Shellman, Stephen, and Brandon Stewart. “Political Persecution or Economic Deprivation? A Time-Series Analysis of Haitian Exodus, 1990-2004.” Conflict Management and Peace Science 24 (2007): 121–137. Print.

This study addresses the factors that lead individuals to flee their homes in search of refuge. Many argue that individuals abandon their homes in favor of an uncertain life elsewhere because of economic hardship, while others argue that threats to their lives, physical person, and liberty cause them to flee. This study engages the debate by analyzing flight patterns over time from Haiti to the United States as a function of economic and security factors. Which factors have the largest influence on Haitian-U.S. migratory patterns? Our results show that both economics and security play a role. However, our analyses are able to distinguish between the effects of different individual economic and security indicators on Haitian-U.S. migration.

Shellman, Stephen, and Brandon Stewart. “Predicting Risk Factors Associated With Forced Migration: An Early Warning Model of Haitian Flight.” Civil Wars 9 (2007): 174–199. Print.

This study predicts forced migration events by predicting the civil violence, poor economic conditions, and foreign interventions known to cause individuals to flee their homes in search of refuge. If we can predict forced migration, policy-makers can better plan for humanitarian crises. While the study is limited to predicting Haitian flight to the United States, its strength is its ability to predict weekly flows as opposed to annual flows, providing a greater level of predictive detail than its ‘country-year’ counterparts. We focus on Haiti given that it exhibits most, if not all, of the independent variables included in theories and models of forced migration. Within our temporal domain (1994–2004), Haiti experienced economic instability, low intensity civil conflict, state repression, rebel dissent, and foreign intervention and influence. Given the model’s performance, the study calls for the collection of disaggregated data in additional countries to provide more precise and useful early-warning models of forced migrant events.


Reeves, Andrew, Stephen Shellman, and Brandon Stewart. Fair & Balanced or Fit to Print? The Effects of Media Sources on Statistical Inferences. 2006. Athens, GA.

This paper examines the effects of source bias on statistical inferences drawn from event data analyses. Most event data projects use a single source to code events. For example most of the early Kansas Event Data System (KEDS) datasets code only Reuters and Agence France Presse (AFP) reports.
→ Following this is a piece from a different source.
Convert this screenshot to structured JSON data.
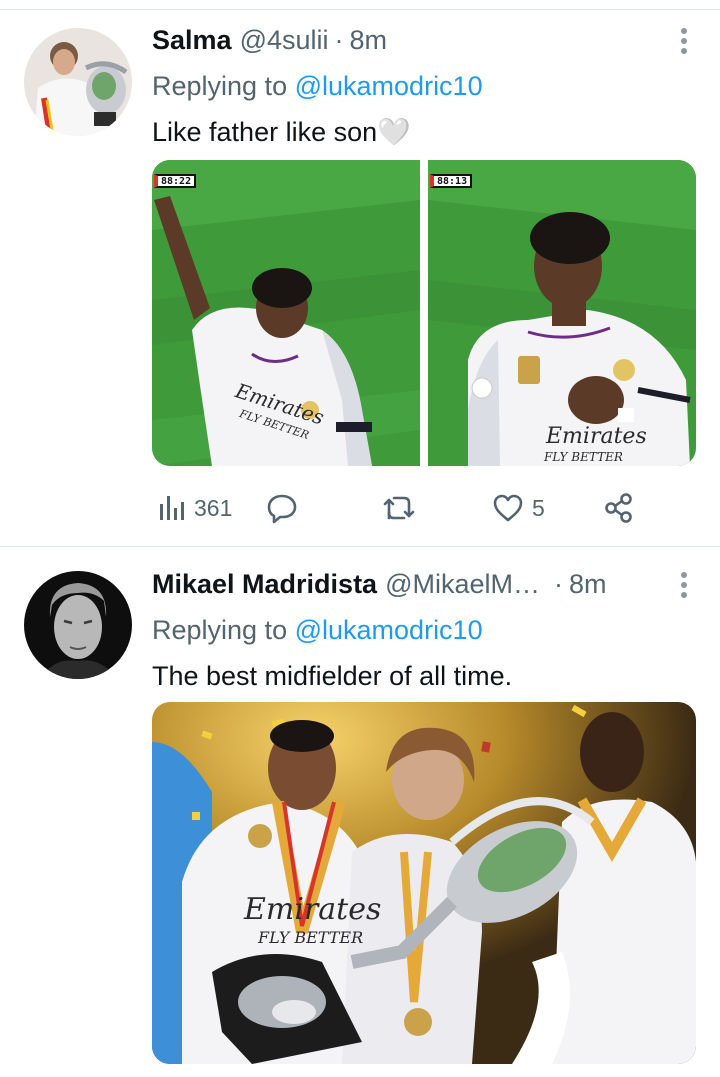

One of the goals of Project Civil Strife (PCS) –a new internal conflict-cooperation event data project– is to code event data from several news sources to garner the most extensive coverage of events and control for bias often found in a single source. Herein, we examine the effects that source bias has on the inferences we draw from statistical time-series models. In this study, we examine domestic political conflict in Indonesia and Cambodia from 1980-2004 using automated content analyzed datasets collected from multiple sources (i.e. Associated Press, British Broadcasting Corporation, Japan Economic Newswire, United Press International, and Xinhua). The analyses show that we draw different inferences across sources, especially when we disaggregate domestic political groups. We then combine our sources together and eliminate duplicate events to create a multi-source dataset and compare the results to the single-source models. We conclude that there are important differences in the inferences drawn dependent upon source use. Therefore, researchers should (1) check their results across multiple sources and/or (2) analyze multi-source data to test hypotheses when possible.